◆ **TASK INSTRUCTIONS**:
Reproduce the listing below without any change.

◆ **THE RECORDS**:
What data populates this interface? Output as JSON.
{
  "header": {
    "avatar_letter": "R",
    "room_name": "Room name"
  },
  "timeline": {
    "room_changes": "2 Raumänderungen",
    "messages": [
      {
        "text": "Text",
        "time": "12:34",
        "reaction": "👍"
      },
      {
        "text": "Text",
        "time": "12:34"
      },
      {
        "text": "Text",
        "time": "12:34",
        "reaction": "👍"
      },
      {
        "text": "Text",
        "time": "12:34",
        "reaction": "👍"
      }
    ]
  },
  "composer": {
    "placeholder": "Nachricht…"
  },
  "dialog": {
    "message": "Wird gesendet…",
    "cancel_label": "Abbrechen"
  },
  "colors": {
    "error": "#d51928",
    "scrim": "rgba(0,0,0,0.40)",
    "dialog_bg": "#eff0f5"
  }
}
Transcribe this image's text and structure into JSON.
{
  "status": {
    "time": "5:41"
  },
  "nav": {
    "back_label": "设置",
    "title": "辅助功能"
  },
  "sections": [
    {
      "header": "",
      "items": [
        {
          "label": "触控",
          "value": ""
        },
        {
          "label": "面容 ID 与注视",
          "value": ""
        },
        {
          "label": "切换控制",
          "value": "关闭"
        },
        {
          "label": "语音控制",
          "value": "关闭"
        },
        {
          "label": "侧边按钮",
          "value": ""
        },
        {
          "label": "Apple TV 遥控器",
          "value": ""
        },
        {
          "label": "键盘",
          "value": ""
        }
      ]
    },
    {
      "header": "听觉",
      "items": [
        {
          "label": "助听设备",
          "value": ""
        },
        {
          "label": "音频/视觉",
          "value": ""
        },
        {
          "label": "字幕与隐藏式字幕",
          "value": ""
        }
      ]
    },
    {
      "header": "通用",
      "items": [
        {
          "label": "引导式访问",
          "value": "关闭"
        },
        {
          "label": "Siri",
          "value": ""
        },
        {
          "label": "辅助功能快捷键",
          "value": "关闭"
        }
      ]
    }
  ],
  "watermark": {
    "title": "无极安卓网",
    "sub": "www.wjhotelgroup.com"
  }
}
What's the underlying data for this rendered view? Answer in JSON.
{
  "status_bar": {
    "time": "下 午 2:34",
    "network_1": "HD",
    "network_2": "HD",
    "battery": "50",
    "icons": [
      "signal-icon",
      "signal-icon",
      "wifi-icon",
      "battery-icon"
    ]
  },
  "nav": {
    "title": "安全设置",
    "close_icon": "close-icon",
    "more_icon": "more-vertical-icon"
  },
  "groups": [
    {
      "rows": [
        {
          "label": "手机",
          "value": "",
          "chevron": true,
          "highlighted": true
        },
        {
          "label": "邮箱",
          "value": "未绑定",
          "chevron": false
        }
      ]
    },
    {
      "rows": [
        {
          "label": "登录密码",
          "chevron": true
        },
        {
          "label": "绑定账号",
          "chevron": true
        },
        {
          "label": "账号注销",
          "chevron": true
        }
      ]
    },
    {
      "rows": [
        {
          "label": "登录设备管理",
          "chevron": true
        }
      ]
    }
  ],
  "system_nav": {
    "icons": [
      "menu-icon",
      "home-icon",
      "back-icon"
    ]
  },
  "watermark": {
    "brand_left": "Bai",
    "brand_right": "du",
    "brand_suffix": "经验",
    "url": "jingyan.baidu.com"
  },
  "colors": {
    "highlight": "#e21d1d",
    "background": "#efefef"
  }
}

◆ **WRITTEN REPLY**:
What data populates this interface? Output as JSON.
{
  "header": {
    "avatar_letter": "R",
    "room_name": "Room name"
  },
  "timeline": {
    "room_changes": "2 Raumänderungen",
    "messages": [
      {
        "text": "Text",
        "time": "12:34",
        "reaction": "👍"
      },
      {
        "text": "Text",
        "time": "12:34"
      },
      {
        "text": "Text",
        "time": "12:34",
        "reaction": "👍"
      },
      {
        "text": "Text",
        "time": "12:34",
        "reaction": "👍"
      }
    ]
  },
  "composer": {
    "placeholder": "Nachricht…"
  },
  "dialog": {
    "message": "Wird gesendet…",
    "cancel_label": "Abbrechen"
  },
  "colors": {
    "error": "#d51928",
    "scrim": "rgba(0,0,0,0.40)",
    "dialog_bg": "#eff0f5"
  }
}
Transcribe this image's text and structure into JSON.
{
  "status": {
    "time": "5:41"
  },
  "nav": {
    "back_label": "设置",
    "title": "辅助功能"
  },
  "sections": [
    {
      "header": "",
      "items": [
        {
          "label": "触控",
          "value": ""
        },
        {
          "label": "面容 ID 与注视",
          "value": ""
        },
        {
          "label": "切换控制",
          "value": "关闭"
        },
        {
          "label": "语音控制",
          "value": "关闭"
        },
        {
          "label": "侧边按钮",
          "value": ""
        },
        {
          "label": "Apple TV 遥控器",
          "value": ""
        },
        {
          "label": "键盘",
          "value": ""
        }
      ]
    },
    {
      "header": "听觉",
      "items": [
        {
          "label": "助听设备",
          "value": ""
        },
        {
          "label": "音频/视觉",
          "value": ""
        },
        {
          "label": "字幕与隐藏式字幕",
          "value": ""
        }
      ]
    },
    {
      "header": "通用",
      "items": [
        {
          "label": "引导式访问",
          "value": "关闭"
        },
        {
          "label": "Siri",
          "value": ""
        },
        {
          "label": "辅助功能快捷键",
          "value": "关闭"
        }
      ]
    }
  ],
  "watermark": {
    "title": "无极安卓网",
    "sub": "www.wjhotelgroup.com"
  }
}
What's the underlying data for this rendered view? Answer in JSON.
{
  "status_bar": {
    "time": "下 午 2:34",
    "network_1": "HD",
    "network_2": "HD",
    "battery": "50",
    "icons": [
      "signal-icon",
      "signal-icon",
      "wifi-icon",
      "battery-icon"
    ]
  },
  "nav": {
    "title": "安全设置",
    "close_icon": "close-icon",
    "more_icon": "more-vertical-icon"
  },
  "groups": [
    {
      "rows": [
        {
          "label": "手机",
          "value": "",
          "chevron": true,
          "highlighted": true
        },
        {
          "label": "邮箱",
          "value": "未绑定",
          "chevron": false
        }
      ]
    },
    {
      "rows": [
        {
          "label": "登录密码",
          "chevron": true
        },
        {
          "label": "绑定账号",
          "chevron": true
        },
        {
          "label": "账号注销",
          "chevron": true
        }
      ]
    },
    {
      "rows": [
        {
          "label": "登录设备管理",
          "chevron": true
        }
      ]
    }
  ],
  "system_nav": {
    "icons": [
      "menu-icon",
      "home-icon",
      "back-icon"
    ]
  },
  "watermark": {
    "brand_left": "Bai",
    "brand_right": "du",
    "brand_suffix": "经验",
    "url": "jingyan.baidu.com"
  },
  "colors": {
    "highlight": "#e21d1d",
    "background": "#efefef"
  }
}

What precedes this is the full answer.